GSK hepatitis B hope bepirovirsen heads for phase 3 test
An antisense drug in development at GSK has shown further activity against hepatitis B virus (HBV) in a mid-stage trial, setting up a phase 3 assessment next year to see if it could offer a "functional cure" for the widespread disease.
Interim results from the phase 2b B-Clear showed that bepirovirsen reduced levels of hepatitis B surface antigen (HBsAg) and HBV DNA after 24 weeks' treatment to below the lower limit of detection in people with chronic hepatitis B, raising hopes that it could offer permanent cure, allowing safe termination of antiviral therapy.
Final results from the are due to be presented at a medical meeting later this year, said GSK in a statement.
HBV affects almost 300 million people worldwide, according to GSK, and while drugs to treat it are available – such as Gilead's polymerase inhibitor Viread (tenofovir) – there is still no curative treatment.
The hope is that bepirovirsen – also known as GSK3228836 – could fill that void for patients in whom the disease becomes chronic. The drug is designed to target viral DNA directly, which could give it a chance of targeting all traces of the virus in the body.
Most people are able to shake off HBV infection over time, with drug therapy reducing vial levels to the extent that the immune system can keep the virus under control.
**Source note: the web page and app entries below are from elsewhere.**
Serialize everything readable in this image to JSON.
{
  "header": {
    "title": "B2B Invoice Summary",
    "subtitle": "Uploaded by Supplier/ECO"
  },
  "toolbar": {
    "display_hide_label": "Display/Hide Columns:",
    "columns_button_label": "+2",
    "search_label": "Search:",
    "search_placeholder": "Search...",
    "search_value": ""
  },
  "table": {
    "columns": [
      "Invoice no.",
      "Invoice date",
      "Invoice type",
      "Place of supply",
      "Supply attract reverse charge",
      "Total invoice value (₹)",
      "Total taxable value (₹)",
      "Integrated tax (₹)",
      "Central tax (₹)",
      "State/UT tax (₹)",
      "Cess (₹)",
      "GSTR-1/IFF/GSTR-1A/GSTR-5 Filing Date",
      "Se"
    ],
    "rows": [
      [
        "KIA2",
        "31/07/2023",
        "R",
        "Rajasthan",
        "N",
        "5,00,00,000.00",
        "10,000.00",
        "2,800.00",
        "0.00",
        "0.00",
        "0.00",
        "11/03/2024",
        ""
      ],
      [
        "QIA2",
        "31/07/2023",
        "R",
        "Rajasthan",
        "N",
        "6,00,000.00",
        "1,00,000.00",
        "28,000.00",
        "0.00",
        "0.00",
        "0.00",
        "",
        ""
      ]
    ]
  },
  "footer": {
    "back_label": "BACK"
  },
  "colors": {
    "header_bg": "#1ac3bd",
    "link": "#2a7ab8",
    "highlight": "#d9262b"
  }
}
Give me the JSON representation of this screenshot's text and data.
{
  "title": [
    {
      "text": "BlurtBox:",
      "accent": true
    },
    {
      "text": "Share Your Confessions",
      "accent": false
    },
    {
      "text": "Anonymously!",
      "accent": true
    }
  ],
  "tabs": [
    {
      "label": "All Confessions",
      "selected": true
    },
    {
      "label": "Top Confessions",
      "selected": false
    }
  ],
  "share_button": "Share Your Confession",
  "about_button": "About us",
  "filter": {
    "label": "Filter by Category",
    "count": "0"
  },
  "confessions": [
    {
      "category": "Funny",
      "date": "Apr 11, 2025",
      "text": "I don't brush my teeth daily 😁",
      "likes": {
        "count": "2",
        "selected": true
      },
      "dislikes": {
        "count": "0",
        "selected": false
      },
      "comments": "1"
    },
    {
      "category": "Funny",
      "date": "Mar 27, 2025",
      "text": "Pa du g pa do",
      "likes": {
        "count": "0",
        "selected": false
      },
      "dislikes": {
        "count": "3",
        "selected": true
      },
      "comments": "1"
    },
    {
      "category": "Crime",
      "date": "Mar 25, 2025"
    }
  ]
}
However, in a majority of children and a minority of adults, HBV infection can become chronic and lead to cirrhosis as well as liver cancer, whilst also allowing transmission of the virus to others.
Chronic HBV kills around 900,000 people every year, said GSK. The company's head of development, Chris Corsico, said that bepirovirsen has the potential to become a "transformative" therapy for the disease.
The drugmaker plans to start a phase 3 trial of bepirovirsen as a monotherapy in the first half of next year, and is also exploring use of the drug in combination with current therapies including pegylated interferon (PegIFN) and its experimental immunotherapies.
GSK licensed the drug from longstanding partner Ionis as part of a two-drug deal in 2019, paying $25 million upfront with milestone payments taking the value of the deal up to $262 million.
Analysts at William Blair have suggested that the market for an HBV cure could be around the same size as for hepatitis C virus, which peaked at around $10 billion a year but was a short-lived bonanza with sales falling sharply as the pool of eligible patients reduced.
GSK meanwhile has previously suggest that the HBV therapy could collectively achieve sales of more than £2 billion ($2.45 billion) at peak, part of a new wave of therapies that it reckons could add £20 billion to its top-line by 2031.
Potential rivals to the drug include Roche/Dicerna's DCR-HBV and Johnson & Johnson/Arrowhead's ARO-HBV, which are both also in mid-stage testing.